Crossing a pre-set threshold triggers a corrective action in terms of cooling you down or warming you up, influenced by the endocannabinoid system.
CBD is thought to maintain and promote homeostasis by increasing production of the body’s existing endocannabinoids, in particular, anandamide, which acts on both the CB1 and CB2 receptor.
This is important because cannabinoid deficiency is thought to increase the likelihood of:
Let’s take a closer look at how the endocannabinoid system interacts with individual other systems:
The central nervous system (CNS) is essentially the body’s internal messaging network, made up mostly of the brain, spine and nerves.
This is the method in which, for example, pain is communicated to the brain, and then the appropriate response is communicated back to the body.
In extreme circumstances (such as alcoholic withdrawal or a panic attack), the central nervous system can become overstimulated, causing a fight or flight response which can lead to anxiety, shakes, sweating and more.
The endocannabinoid system even plays a major part in regulating blood pressure and heart rate.
Receptors have been discovered within the heart’s muscular wall and are capable of stimulating blood vessel dilation which lowers blood pressure.
A 2008 issue of the Hypertension academic journal discussed the finding that the endocannabinoid system can even directly reduce the power of the heart’s contractions, having an even further effect on blood pressure.
These two factors are thought to be the reason behind the 2017 discovery that even a single dose of CBD is capable of lowering blood pressure.
The ECS also, of course, shares a close connection with the immune system, partially due to the part it plays in reducing inflammation, but also as a regulatory aid.
For example, an underactive immune system means more illness and less protection against infection.
An overactive immune system can actually attack our internal cells leading to other health issues.
The endocannabinoid system is responsible for regulating the immune system and preventing either situation from occurring.
This is perhaps the body system that is the most closely associated with the ECS, since immune cells both contain their own cannabinoid receptors, and are involved in the breaking down of surplus ones.
While studies are ongoing and you should draw your own conclusions from the evidence we have, inflammation is thought to be behind a huge amount of health complaints, so this is a very positive development.
Examples of these interactions can be found in all internal systems, but perhaps the most interesting is the endocrine system.
Alongside the endocannabinoid system, this is likely one of the least well-known among the general public.
The endocrine system is a series of glands and organs which regulates blood sugar by applying certain hormones during different stages of the digestion process.
The endocrine system plays a part in:
The endocannabinoid system regulates the endocrine system, and therefore has a direct impact on all of these things.
Studies have suggested a direct connection between the endocannabinoid system and the healthy regulation of stress, reproductive function, and even appetite, as a result.
Can CBD help with anorexia?
Can it increase your appetite?
While further research is required, the results from studies are mixed.
Studies on anorexia have focused on either THC or a combination of both THC and CBD, and THC is already known to stimulate hunger.
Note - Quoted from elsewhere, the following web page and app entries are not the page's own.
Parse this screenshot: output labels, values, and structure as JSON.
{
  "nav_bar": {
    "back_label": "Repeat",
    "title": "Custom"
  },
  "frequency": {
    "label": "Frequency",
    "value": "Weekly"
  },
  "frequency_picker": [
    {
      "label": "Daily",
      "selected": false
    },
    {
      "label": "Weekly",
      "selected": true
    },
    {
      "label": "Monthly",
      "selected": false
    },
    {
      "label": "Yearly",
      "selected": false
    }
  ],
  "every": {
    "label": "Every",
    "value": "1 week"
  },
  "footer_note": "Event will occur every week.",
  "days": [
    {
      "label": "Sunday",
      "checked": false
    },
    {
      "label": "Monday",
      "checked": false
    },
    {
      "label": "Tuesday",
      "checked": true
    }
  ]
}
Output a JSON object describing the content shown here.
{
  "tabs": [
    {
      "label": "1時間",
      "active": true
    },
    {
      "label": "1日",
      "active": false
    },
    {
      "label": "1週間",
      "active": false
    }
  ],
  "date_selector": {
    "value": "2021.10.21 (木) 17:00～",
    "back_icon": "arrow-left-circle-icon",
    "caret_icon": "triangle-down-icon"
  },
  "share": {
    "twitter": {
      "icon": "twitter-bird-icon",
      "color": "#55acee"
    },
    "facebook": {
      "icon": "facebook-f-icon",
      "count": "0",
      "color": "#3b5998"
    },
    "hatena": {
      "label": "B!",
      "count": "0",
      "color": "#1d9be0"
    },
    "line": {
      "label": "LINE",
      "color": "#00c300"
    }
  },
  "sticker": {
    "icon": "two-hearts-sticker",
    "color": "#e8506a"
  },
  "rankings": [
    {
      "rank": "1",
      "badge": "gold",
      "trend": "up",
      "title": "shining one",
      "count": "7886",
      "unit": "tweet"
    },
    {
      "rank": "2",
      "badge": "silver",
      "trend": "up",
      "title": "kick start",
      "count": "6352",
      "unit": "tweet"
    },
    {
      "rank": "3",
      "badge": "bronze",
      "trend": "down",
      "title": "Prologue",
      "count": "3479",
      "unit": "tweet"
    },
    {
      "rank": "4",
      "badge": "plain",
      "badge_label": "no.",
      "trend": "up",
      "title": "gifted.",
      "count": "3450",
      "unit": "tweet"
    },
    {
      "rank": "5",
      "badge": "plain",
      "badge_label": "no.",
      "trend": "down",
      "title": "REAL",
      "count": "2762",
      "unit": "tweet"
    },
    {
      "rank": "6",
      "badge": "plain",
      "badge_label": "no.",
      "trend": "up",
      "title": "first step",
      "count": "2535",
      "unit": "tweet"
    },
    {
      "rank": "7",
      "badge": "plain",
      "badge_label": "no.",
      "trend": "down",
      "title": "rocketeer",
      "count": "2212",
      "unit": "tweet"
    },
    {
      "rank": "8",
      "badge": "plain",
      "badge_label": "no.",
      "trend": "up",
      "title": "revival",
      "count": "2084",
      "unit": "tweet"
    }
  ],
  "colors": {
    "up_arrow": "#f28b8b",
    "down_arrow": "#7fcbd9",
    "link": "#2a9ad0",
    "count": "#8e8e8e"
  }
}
Nonetheless, the first of these kind of studies, focused on looking at if CBD can help with anorexia, is expected to complete in 2020.
However, It has been suggested, although not proven, that endocannabinoids can both facilitate nutritional restoration and exert antidepressive effects.
Endocannabinoid receptors can be found throughout the entire digestive system, and the interactions between the endocannabinoid system and the endocrine system are thought to have a direct impact on appetite and metabolism too.
Currently, it’s not yet clear if CBD alone can help increase appetite like THC.
Disclaimer: Views expressed here do not necessarily reflect those of Nature & Bloom and its staff. This article is not intended to provide medical advice, diagnosis, treatment, cure or prevention for any disease. Nature & Bloom products have not been evaluated by the MHRA.